**EXERCISE PROMPT:** Collect all lines below with the string "ports".

(Entries from a dataset of interfaces)
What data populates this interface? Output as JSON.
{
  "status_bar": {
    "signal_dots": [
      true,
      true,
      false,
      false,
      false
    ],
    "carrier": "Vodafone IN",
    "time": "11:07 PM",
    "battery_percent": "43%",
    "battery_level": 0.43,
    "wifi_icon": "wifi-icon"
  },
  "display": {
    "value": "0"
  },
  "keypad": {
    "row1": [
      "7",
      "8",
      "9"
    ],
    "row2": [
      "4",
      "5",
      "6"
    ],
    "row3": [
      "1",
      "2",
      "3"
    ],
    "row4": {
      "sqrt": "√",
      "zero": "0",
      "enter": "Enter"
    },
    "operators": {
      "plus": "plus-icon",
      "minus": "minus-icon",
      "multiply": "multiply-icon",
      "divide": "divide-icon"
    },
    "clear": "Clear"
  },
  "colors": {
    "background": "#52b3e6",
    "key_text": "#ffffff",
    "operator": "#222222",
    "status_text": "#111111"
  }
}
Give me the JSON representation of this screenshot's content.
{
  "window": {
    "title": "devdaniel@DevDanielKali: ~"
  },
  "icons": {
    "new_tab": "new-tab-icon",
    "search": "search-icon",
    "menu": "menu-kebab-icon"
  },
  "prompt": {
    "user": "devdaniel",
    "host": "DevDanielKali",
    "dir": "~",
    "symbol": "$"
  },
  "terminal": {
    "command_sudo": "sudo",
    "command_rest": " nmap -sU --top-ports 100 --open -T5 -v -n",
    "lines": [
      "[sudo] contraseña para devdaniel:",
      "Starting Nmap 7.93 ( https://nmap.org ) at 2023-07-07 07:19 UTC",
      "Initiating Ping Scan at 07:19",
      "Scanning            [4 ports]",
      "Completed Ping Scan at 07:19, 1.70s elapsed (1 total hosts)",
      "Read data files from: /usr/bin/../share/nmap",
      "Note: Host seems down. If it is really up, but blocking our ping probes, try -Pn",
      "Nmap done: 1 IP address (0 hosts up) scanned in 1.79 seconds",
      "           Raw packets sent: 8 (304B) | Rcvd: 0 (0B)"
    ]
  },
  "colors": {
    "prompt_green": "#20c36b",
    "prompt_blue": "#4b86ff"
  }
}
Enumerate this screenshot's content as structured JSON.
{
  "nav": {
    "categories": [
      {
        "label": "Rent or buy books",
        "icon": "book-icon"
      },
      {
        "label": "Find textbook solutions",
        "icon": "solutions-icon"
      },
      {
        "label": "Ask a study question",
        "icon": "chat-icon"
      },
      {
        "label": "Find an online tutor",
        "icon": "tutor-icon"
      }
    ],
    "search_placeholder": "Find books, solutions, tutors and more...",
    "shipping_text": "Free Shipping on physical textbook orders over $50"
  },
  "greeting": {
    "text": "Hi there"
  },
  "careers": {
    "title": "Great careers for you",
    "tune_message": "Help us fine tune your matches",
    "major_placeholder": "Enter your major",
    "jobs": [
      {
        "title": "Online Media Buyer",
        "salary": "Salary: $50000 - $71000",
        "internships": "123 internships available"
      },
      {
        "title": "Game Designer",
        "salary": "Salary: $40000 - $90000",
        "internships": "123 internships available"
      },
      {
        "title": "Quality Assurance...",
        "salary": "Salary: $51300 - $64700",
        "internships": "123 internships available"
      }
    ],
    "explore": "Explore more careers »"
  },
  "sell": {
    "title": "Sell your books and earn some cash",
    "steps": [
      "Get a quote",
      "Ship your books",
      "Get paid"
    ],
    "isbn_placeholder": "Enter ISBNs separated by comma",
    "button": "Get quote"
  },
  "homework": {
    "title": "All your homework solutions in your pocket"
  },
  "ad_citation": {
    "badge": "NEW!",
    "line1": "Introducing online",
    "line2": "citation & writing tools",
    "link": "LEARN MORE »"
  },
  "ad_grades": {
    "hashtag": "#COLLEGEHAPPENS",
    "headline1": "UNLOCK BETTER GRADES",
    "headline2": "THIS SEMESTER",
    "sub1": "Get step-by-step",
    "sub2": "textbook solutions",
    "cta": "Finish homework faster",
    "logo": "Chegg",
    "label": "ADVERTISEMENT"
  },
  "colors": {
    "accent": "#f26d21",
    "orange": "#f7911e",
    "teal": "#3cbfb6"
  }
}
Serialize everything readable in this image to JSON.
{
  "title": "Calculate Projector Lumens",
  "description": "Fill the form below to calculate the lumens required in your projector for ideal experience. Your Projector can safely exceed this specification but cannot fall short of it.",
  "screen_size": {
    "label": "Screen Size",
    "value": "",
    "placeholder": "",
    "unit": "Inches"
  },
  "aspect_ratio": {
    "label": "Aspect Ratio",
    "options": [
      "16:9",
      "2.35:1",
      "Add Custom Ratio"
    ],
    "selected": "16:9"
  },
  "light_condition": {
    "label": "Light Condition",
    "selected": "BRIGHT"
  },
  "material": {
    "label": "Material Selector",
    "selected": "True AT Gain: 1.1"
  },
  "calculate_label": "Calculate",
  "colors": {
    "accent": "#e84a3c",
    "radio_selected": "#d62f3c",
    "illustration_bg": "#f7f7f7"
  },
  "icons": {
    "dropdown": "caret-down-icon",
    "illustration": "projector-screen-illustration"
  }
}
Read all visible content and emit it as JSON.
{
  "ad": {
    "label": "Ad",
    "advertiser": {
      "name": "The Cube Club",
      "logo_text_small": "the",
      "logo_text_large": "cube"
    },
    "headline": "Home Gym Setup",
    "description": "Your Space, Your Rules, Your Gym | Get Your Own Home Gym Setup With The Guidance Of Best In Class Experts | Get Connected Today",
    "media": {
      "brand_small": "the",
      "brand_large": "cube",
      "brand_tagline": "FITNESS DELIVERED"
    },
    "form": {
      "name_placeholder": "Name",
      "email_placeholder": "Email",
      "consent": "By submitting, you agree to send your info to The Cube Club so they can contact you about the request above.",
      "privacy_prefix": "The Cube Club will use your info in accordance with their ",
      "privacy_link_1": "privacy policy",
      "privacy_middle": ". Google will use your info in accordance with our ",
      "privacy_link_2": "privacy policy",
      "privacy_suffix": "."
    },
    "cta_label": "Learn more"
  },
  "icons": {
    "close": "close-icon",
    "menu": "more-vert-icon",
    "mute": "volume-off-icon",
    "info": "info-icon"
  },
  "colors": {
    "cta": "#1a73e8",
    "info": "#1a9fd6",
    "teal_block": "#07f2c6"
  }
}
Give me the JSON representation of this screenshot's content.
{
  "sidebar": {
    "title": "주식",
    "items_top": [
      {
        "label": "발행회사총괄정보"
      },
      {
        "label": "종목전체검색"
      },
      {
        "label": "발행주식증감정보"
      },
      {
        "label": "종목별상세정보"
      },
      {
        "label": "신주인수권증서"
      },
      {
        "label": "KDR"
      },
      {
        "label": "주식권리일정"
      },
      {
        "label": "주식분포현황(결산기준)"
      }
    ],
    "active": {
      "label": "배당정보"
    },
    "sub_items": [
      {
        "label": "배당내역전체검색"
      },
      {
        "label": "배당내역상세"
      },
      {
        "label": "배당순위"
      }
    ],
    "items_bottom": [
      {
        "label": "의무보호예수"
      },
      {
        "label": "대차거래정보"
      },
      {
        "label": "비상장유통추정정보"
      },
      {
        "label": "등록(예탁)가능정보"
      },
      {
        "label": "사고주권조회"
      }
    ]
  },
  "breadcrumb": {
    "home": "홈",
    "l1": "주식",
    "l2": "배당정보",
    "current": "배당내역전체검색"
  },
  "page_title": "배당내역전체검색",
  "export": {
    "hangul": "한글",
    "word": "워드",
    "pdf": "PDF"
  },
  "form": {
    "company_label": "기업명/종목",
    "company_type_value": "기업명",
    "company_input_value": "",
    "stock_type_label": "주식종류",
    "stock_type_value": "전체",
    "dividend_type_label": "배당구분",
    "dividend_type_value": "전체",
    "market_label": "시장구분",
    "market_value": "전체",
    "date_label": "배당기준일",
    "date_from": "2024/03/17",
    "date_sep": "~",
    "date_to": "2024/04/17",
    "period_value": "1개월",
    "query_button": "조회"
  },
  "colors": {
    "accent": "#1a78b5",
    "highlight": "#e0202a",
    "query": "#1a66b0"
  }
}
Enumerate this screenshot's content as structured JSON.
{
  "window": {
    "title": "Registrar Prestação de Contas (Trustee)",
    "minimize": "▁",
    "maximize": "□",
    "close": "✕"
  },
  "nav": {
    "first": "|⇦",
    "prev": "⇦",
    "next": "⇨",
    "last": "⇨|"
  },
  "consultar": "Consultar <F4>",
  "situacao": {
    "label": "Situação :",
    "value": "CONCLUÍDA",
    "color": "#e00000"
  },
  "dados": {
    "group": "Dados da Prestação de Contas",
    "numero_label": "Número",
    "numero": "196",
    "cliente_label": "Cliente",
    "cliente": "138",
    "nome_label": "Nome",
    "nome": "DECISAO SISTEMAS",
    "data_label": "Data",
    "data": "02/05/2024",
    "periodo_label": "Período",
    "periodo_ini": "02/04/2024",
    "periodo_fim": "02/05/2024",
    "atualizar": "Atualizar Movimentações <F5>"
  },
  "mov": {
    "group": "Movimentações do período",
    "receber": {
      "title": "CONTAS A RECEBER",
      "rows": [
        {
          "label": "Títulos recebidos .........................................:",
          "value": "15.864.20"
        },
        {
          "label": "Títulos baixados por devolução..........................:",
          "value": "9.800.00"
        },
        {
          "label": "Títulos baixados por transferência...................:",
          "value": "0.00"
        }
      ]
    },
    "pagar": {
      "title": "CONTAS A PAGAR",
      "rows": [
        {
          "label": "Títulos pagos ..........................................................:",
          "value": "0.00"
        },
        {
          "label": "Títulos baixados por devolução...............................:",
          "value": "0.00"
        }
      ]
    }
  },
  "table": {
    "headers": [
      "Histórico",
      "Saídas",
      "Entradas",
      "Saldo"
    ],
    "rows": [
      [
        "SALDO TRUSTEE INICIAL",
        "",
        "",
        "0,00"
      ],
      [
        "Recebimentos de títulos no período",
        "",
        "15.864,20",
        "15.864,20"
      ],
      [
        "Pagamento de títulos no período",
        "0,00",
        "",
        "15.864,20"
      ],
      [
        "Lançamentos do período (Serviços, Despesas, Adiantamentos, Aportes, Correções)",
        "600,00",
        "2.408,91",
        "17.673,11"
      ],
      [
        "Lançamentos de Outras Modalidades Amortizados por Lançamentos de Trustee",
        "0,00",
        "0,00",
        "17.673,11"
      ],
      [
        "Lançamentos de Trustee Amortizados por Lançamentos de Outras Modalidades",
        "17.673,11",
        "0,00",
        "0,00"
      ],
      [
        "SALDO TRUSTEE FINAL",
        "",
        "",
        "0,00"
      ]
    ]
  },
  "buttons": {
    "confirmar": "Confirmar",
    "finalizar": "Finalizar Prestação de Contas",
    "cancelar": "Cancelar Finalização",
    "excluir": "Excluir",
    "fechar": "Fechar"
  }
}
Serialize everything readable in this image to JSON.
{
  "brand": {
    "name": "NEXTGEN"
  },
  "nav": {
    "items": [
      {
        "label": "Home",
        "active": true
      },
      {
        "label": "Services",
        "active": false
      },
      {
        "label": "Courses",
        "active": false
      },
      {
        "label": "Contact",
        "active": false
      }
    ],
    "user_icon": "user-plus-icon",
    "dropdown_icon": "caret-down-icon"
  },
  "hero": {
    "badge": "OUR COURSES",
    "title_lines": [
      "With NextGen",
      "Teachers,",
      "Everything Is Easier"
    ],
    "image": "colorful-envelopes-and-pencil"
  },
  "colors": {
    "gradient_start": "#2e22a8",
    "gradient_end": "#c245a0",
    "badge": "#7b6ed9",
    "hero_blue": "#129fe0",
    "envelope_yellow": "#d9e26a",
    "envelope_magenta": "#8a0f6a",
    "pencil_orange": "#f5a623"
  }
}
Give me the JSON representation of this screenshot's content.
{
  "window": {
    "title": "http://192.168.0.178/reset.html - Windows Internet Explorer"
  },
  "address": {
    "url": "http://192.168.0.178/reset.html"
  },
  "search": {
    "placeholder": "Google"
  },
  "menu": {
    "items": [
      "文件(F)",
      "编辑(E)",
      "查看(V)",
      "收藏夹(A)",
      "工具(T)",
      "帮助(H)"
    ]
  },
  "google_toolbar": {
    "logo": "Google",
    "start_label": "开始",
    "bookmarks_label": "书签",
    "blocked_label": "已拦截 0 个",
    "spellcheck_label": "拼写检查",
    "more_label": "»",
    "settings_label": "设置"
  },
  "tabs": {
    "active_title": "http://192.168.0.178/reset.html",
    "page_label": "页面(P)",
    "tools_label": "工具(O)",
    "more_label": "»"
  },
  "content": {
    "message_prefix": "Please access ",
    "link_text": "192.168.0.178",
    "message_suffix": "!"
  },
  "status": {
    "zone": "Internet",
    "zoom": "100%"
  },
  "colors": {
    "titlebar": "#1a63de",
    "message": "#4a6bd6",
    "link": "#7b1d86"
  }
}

**YOUR SOLUTION:**
    "command_rest": " nmap -sU --top-ports 100 --open -T5 -v -n",
      "Scanning            [4 ports]",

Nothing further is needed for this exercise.